Do not stop Coumadin®.  You may have stopped Coumadin® before a previous upper endoscopy. The latest research and guidelines tell us that it is safe to perform routine upper endoscopy and biopsy while patients continue their Coumadin® as long as their INR is in the routine, therapeutic range of between 2 and 3.  The data sldo shows us that the risk of bleeding is very low and when compared with the risk of a stroke or other clotting event, bleeding is relatively easy to control.  Major clotting events, such as stroke can leave irreversible damage.  When a procedure with higher bleeding risk is anticipated, such as esophageal dilation, BARRX-HALO (radiofrequency ablation) or endoscopic mucosal resection (EMR), you will usually be instructed to discontinue taking Coumadin® for 5 days prior to your procedure, and you may be asked to hold it for a few days after your procedure.

What if I use inhalers for Asthma or other breathing problems?
Please use your inhalers as you would normally use them.  Also, please be sure and bring all of your inhalers to your procedure, as you may be asked to use them just prior to your exam.

Will I need antibiotics?
No. Even if you have a prosthetic heart valve or other prosthesis, the latest recommendations by the Gastrointestinal and Cardiovascular societies do not recommend the use of antibiotics for routine upper endoscopy regardless of prosthetic devices.

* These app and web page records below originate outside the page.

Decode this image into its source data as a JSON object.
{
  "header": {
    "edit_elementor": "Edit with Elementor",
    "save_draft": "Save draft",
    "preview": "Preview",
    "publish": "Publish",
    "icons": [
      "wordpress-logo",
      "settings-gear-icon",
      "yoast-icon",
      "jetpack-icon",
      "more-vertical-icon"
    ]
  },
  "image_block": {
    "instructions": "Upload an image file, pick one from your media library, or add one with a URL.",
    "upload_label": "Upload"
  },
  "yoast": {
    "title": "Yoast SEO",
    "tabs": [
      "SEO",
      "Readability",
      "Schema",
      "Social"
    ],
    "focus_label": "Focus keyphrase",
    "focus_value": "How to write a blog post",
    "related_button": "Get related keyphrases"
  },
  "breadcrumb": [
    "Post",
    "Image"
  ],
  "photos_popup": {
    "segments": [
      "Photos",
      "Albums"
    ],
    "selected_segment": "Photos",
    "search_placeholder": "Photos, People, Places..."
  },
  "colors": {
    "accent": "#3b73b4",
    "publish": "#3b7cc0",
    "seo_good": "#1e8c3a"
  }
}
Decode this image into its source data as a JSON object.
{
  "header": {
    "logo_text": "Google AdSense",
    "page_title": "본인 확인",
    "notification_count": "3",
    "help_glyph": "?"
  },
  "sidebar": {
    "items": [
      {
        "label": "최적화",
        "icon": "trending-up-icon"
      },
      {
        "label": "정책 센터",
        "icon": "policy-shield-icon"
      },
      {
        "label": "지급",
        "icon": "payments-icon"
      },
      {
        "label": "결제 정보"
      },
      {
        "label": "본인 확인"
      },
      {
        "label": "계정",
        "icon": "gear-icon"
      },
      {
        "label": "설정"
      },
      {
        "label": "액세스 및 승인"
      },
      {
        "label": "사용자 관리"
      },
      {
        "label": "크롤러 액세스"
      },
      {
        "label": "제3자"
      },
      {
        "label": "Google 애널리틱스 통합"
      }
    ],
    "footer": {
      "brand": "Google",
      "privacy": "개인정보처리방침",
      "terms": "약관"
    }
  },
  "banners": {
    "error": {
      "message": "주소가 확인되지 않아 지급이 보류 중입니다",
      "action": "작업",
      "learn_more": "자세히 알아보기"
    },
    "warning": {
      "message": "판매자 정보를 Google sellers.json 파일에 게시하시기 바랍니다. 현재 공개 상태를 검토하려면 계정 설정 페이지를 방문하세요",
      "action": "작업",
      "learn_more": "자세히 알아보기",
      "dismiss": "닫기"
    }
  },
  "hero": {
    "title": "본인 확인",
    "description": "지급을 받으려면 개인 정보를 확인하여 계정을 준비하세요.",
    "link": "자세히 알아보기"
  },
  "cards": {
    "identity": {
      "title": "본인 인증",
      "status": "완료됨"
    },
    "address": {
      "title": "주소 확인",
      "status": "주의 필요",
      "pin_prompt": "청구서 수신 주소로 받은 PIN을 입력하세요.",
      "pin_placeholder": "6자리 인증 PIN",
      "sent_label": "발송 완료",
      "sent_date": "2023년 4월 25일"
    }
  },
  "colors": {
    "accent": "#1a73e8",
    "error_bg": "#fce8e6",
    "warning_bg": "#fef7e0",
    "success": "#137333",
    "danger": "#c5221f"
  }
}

What can I expect during upper endoscopy?
Upper endoscopy is well tolerated and pain-free. You will be given a sedative, propofol, by our anesthesia team who will be present to monitor your vital signs during the examination.  You will not experience any sensation of gagging or choking. A mouthpiece will be placed between your teeth to keep your mouth open and to prevent your teeth from biting our scope. You will lie on your left side, and the endoscope will be passed through your mouth and into the esophagus, stomach and duodenum. The endoscope doesn't interfere with your breathing. The examination typically lasts 10 minutes.

What happens after upper endoscopy?
You will be monitored until most of the effects of the medication have worn off. Your throat might be a little sore, and you might feel bloated because of air introduced into your stomach during the test. You will be given a liquid to drink before you leave our office. Once you leave the office, you will be able to eat unless you are instructed otherwise.

The results of the examination will be discussed with you. If a biopsy was taken or a polyp was removed, the material is sent to a pathology lab and the results are available in approximately 5 business days. Your results will be given to you directly at a follow-up appointment or you will receive a letter via standard mail delivery with the results and recommendations for follow-up.  All of the results, including your pathology results and procedure reports will be forwarded to your primary care physician and the physician that referred you to Gastroenterology Consultants.

You will not be allowed to drive for 12 hours. You will need to arrange for someone to accompany you home because the sedatives might affect your judgment and reflexes for the rest of the day.

What are the possible complications of upper endoscopy?
Although complications are rare, bleeding can occur at a biopsy site or where a polyp was removed. If this occurs, it's usually minimal and rarely requires follow-up. Other potential risks include a reaction to the sedative used and a perforation (a tear in the gastrointestinal tract lining). It's important to recognize early signs of possible complications. If you have a fever after the test, trouble swallowing or increasing throat, chest or abdominal pain, contact us immediately.